Most people with bile acid diarrhoea in which cause is unknown (idiopathic bile acid diarrhoea) respond very well to treatment with a bile acid binder medicine. However, you may need to continue taking the medicine for a long time (years) in order to stop the diarrhoea.
Bile acid diarrhoea may be caused by an underlying condition affecting the bowel. The outcome (prognosis) will then depend on the underlying bowel condition.
Further reading and references
Camilleri M; Bile Acid diarrhea: prevalence, pathogenesis, and therapy. Gut Liver. 2015 May 239(3):332-9. doi: 10.5009/gnl14397.
Wilcox C, Turner J, Green J; Systematic review: the management of chronic diarrhoea due to bile acid malabsorption. Aliment Pharmacol Ther. 2014 May39(9):923-39. doi: 10.1111/apt.12684. Epub 2014 Mar 6.
Barkun AN, Love J, Gould M, et al; Bile acid malabsorption in chronic diarrhea: pathophysiology and treatment. Can J Gastroenterol. 2013 Nov27(11):653-9.
Camilleri M; Advances in understanding of bile acid diarrhea. Expert Rev Gastroenterol Hepatol. 2014 Jan8(1):49-61. doi: 10.1586/17474124.2014.851599. Epub 2013 Nov 25.
Watson L, Lalji A, Bodla S, et al; Management of bile acid malabsorption using low-fat dietary interventions: a useful strategy applicable to some patients with diarrhoea-predominant irritable bowel syndrome? Clin Med (Lond). 2015 Dec15(6):536-40. doi: 10.7861/clinmedicine.15-6-536.
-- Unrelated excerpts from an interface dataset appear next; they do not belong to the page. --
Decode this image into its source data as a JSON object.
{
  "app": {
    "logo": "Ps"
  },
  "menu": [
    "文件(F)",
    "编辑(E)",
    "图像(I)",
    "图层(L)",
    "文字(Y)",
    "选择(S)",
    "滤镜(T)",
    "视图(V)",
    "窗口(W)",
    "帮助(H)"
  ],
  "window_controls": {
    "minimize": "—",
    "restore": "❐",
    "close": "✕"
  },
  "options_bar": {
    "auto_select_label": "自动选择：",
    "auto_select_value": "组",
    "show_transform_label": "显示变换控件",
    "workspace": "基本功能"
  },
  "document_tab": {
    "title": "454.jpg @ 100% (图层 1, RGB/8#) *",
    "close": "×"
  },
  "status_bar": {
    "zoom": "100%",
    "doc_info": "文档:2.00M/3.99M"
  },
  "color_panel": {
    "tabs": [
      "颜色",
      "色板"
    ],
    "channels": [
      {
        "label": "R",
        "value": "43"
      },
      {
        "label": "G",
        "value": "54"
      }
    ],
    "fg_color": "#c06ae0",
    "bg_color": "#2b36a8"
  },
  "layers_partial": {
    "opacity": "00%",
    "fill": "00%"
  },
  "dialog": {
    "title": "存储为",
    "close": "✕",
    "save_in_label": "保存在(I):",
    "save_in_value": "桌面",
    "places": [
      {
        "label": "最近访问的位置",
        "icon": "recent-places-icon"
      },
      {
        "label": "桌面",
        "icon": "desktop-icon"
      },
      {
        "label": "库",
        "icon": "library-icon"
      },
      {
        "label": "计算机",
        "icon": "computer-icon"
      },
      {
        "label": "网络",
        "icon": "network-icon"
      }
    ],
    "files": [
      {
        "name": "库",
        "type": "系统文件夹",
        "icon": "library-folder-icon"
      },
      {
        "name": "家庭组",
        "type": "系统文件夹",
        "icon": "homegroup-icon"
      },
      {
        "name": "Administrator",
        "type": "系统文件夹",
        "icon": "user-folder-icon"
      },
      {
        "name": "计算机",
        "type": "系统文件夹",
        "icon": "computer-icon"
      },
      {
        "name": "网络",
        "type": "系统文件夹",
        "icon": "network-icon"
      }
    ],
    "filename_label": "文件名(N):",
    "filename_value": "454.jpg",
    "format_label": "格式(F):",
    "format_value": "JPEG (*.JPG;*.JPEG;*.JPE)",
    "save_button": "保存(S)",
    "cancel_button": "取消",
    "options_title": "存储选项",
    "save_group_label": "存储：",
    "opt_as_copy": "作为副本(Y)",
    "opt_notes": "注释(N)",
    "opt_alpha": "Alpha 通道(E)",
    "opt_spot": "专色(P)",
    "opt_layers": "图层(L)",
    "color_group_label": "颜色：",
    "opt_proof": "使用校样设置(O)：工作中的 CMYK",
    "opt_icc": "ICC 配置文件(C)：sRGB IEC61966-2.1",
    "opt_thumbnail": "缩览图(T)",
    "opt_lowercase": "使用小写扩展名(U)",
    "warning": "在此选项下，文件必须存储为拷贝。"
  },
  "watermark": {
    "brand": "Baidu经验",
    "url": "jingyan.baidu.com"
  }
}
SeHCAT (tauroselcholic [75 selenium] acid) for diagnosing bile acid diarrhoea.; NICE Diagnostics guidance, November 2021